Anyone whose debut short-story collection was hailed by Annie Proulx as "the literary find of the year" might feel tempted to swank. But it would be hard to imagine Panos Karnezis swanking even slightly. Indeed, Karnezis seems faintly surprised that he's a writer at all. Having spent eight years studying mechanical engineering, he only thought about writing fiction when he was 30 - and then never imagined that his first book would have such a high power-to-weight ratio.
Little Infamies, which appeared in 2002, delighted its publisher by selling around 8,000 copies - impressive for a debut in literary fiction, even more so for short stories. It also delighted readers with its atmospheric quirkiness. These loosely related stories are set in a generic Greece where centaurs and television sets co- exist. There's a parrot who appreciates the dactylic hexameter, feral children chained like dogs in their father's basement, and a Greek chorus of villagers - priest, landowner, doctor, bartender - with their enmities and secrets.
Indifferent rather than cruel, they are themselves subject to the vagaries of nature, the authorities, the weather. The first story begins with an earthquake; the last finishes with the deluge from a dam. It's tragic realism on the Aegean.
Karnezis arrived in England 10 years ago. Greece seems a universe away from the north London flat he moved into last month, just as his first novel, The Maze (Jonathan Cape, pounds 14.99) was published. It does still have a Spartan look. Books are stacked against the wall; a computer takes pride of place. Karnezis believes he would not have become a writer at all had he stayed at home.
"I really thought I knew what I wanted to do," Karnezis explains. "I thought science was my thing." Although he read popular fiction from the age of 16 to improve his English, he decided to study engineering at university. But, after working in industry for some years, Karnezis felt unsatisfied. "I wasn't getting great pleasure out of it - not just in terms of the technical part but the business part and the meetings. It wasn't interesting."
Loneliness and boredom prompted him to start writing. Karnezis was living in Sheffield. One Christmas, he thought: "I have to do something with my spare time." Karnezis saw an advert in the newspaper for a correspondence course, "and that's how it started."
The course tackled the mechanics of writing. Set exercises - composing a poem, or writing 300 words about your mother - were sent to tutors for a critique. "Maybe because I'm an engineer I follow this kind of approach, of cause and effect. I'm used to writing scientific papers and I try to make my writing rigorous. I thought I had to learn how to do description and it appealed to me." He muses that, "people say it doesn't work, but it worked for me".
Having managed to save enough money to do a second course, Karnezis gave up his day job. He applied to the creative writing course at UEA, where the Poet Laureate Andrew Motion was teaching.

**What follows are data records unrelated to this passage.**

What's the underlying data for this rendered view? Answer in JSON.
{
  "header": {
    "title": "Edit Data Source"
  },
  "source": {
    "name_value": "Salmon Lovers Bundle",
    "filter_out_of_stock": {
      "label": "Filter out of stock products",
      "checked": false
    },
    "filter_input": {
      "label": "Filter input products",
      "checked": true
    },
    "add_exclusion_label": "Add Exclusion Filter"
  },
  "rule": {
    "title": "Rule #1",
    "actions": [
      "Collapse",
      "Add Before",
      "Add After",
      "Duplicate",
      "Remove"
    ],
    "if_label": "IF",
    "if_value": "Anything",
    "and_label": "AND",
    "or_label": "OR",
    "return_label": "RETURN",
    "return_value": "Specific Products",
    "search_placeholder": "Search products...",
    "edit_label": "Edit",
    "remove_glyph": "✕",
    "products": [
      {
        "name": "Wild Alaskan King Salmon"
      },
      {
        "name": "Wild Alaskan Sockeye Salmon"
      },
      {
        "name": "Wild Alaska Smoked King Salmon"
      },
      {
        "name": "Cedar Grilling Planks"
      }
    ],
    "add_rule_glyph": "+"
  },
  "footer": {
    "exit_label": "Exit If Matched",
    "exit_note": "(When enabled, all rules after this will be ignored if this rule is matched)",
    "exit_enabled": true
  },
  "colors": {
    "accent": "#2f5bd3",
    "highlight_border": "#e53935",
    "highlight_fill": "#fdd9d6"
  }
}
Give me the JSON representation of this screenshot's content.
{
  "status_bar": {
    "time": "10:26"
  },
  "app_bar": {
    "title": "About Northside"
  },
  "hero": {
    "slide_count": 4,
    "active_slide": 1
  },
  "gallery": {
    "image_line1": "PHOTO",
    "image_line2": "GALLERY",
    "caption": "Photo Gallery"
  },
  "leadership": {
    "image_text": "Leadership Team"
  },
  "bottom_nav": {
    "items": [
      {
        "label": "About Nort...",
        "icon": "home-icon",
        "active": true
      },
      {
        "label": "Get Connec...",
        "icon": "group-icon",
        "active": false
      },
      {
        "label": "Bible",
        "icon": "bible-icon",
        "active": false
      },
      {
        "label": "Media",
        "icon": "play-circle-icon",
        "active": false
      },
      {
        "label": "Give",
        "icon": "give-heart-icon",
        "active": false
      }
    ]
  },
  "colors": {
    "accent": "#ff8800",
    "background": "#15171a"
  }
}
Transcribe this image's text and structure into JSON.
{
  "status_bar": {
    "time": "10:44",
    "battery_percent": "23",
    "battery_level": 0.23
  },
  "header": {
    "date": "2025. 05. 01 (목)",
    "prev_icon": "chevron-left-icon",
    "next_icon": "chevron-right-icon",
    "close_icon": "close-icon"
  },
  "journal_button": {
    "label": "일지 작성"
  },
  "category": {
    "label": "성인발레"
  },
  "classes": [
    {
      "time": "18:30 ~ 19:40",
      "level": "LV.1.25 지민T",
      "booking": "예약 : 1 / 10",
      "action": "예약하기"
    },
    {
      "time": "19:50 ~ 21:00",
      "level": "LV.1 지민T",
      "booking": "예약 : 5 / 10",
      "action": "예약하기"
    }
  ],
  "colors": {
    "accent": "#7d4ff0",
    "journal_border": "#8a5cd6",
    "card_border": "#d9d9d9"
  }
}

Motion regards him as "one of the most interesting young writers around". At the time he was struck by Karnezis' short stories. "They were highly original, while obviously absorbing influences from South America as well as Europe; ingenious, scrupulous and resonant. Several of them linger in my head to this day. And the work he's done since then has been even more impressive."
It took Karnezis about 18 months to write Little Infamies: "My imagination feels like it has been boiling for a long time." Ideas came from an article read in the newspaper, stories his parents had told him, even classic Greek comic films of the 1950s and 1960s: "I'm a sort of rag-and-bone man when it comes to writing."
What's particularly impressive is that Karnezis - like Joseph Conrad before him - writes in English rather than his native tongue. "I left Greece and never wrote anything in Greek, so my literary language is not Greek. …